On paper, it sounds wonderful to be one of the only foreigners in a Southeast Asian city or town, but this can be more an uncomfortable exercise in practice – and that’s not a bad thing. One of the most authentic and important rites of passage as a traveler is feeling alienated somewhere, be it among the mountain villages of northern Laos or the wild streets of underrated (and under-visited) Jakarta, then using genuine interactions with local people to thread together a sense of belonging.
This idea goes both ways. For example, while locals in Myanmar might be less adept at dealing with tourists than those in Thailand, they also tend to be happier – reflected in the kindness with which they treat you.
Less Money, Better Spent
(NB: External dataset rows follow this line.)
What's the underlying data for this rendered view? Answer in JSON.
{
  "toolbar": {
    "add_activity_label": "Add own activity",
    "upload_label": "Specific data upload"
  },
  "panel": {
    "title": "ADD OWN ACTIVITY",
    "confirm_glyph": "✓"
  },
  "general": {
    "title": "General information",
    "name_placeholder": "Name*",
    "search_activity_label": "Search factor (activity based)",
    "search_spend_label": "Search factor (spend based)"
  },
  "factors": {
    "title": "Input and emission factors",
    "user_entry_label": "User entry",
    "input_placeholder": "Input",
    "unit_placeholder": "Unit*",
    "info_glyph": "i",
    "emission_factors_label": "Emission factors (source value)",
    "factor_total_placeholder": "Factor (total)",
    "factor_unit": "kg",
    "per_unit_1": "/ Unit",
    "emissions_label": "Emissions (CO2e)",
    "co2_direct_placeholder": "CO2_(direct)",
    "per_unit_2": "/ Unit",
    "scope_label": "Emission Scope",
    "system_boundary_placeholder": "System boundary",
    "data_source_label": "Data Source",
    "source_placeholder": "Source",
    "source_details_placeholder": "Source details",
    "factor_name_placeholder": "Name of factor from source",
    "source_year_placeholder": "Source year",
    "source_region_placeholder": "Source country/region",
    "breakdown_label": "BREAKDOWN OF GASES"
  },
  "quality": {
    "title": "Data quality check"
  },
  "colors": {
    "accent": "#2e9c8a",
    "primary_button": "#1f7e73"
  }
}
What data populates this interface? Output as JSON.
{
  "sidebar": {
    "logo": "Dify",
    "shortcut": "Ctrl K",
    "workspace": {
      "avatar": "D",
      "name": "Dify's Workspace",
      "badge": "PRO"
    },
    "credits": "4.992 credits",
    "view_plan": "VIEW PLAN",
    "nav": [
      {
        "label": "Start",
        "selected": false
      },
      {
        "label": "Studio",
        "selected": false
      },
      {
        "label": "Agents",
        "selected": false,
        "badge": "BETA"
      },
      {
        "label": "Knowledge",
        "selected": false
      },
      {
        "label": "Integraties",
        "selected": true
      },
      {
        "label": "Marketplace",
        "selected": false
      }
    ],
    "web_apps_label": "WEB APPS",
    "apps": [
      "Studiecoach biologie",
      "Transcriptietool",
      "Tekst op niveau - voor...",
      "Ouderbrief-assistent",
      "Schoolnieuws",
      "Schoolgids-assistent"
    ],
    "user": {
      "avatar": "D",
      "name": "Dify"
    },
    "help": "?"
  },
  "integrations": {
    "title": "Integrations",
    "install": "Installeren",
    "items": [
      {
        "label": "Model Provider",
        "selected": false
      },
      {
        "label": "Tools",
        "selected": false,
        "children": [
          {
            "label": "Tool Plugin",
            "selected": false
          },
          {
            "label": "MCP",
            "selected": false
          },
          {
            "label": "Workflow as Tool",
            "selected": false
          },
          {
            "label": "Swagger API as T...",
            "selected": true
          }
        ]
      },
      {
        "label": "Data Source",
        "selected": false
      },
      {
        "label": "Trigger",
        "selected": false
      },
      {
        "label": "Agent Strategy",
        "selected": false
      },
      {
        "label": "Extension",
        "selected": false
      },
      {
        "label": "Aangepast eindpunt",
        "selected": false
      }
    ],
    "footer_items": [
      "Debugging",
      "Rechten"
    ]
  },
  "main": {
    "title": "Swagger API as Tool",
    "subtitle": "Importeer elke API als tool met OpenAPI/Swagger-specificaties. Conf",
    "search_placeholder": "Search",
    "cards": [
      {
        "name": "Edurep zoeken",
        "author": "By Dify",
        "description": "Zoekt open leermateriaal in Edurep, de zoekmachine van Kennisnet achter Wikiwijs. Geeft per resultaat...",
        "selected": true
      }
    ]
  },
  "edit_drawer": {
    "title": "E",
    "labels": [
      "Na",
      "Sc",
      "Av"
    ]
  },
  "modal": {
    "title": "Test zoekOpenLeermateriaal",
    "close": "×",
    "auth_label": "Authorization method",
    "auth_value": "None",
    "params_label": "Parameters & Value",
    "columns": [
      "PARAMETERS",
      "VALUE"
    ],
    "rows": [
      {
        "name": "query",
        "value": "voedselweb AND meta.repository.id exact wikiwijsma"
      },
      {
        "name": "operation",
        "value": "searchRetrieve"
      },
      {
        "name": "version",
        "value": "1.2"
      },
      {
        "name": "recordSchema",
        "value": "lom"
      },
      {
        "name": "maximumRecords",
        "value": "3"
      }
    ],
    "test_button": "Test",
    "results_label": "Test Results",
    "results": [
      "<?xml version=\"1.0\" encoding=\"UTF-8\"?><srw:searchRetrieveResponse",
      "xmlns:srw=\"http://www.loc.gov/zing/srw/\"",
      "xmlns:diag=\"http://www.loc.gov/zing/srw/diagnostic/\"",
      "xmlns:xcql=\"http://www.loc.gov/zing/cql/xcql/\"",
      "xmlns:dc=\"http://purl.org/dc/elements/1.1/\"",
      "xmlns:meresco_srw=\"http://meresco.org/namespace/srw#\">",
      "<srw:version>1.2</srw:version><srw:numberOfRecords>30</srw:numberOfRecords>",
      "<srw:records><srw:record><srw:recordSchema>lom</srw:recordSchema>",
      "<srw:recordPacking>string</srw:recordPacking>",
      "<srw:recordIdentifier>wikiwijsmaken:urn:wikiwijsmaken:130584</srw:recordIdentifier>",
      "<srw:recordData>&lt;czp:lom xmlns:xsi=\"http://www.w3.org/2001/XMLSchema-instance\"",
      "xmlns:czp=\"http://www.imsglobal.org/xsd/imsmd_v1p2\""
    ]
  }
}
Prices are lower where fewer tourists go, whether you choose an eco-resort in obscure Mai Chau, Vietnam over more popular ones in Dalat and Sapa, or decide to island-hop off the coast of Malaysian Borneo (we hear Bohey Dulang is beautiful this time of year!) instead of trying your luck in Thailand’s Phuket or Boracay in the Philippines.
It’s Your Vacation, Remember?
You wouldn’t be traveling to crowded Southeast Asia if large groups of people bothered you, but even if you’re not bothered by a lot of people, you still probably don’t want all those people to look and sound like you. There’s something very different, for example, about shopping amid locals at Phnom Penh’s Central Market than struggling for a selfie at Angkor Wat, up the road in Siem Reap. Take a trip that’s all your own, not the same one everyone is on.
Of course, this is just one of many benefits you’ll enjoy by getting off Southeast Asia’s beaten path. From spending smarter, to having more authentic experiences, to making memories of a one-of-a-kind trip that’s as unique as you are, the most fulfilling travel in Southeast Asia is less about deleting items off a bucket list and more about adding priceless chapters to your life story.
By Robert SchraderAsia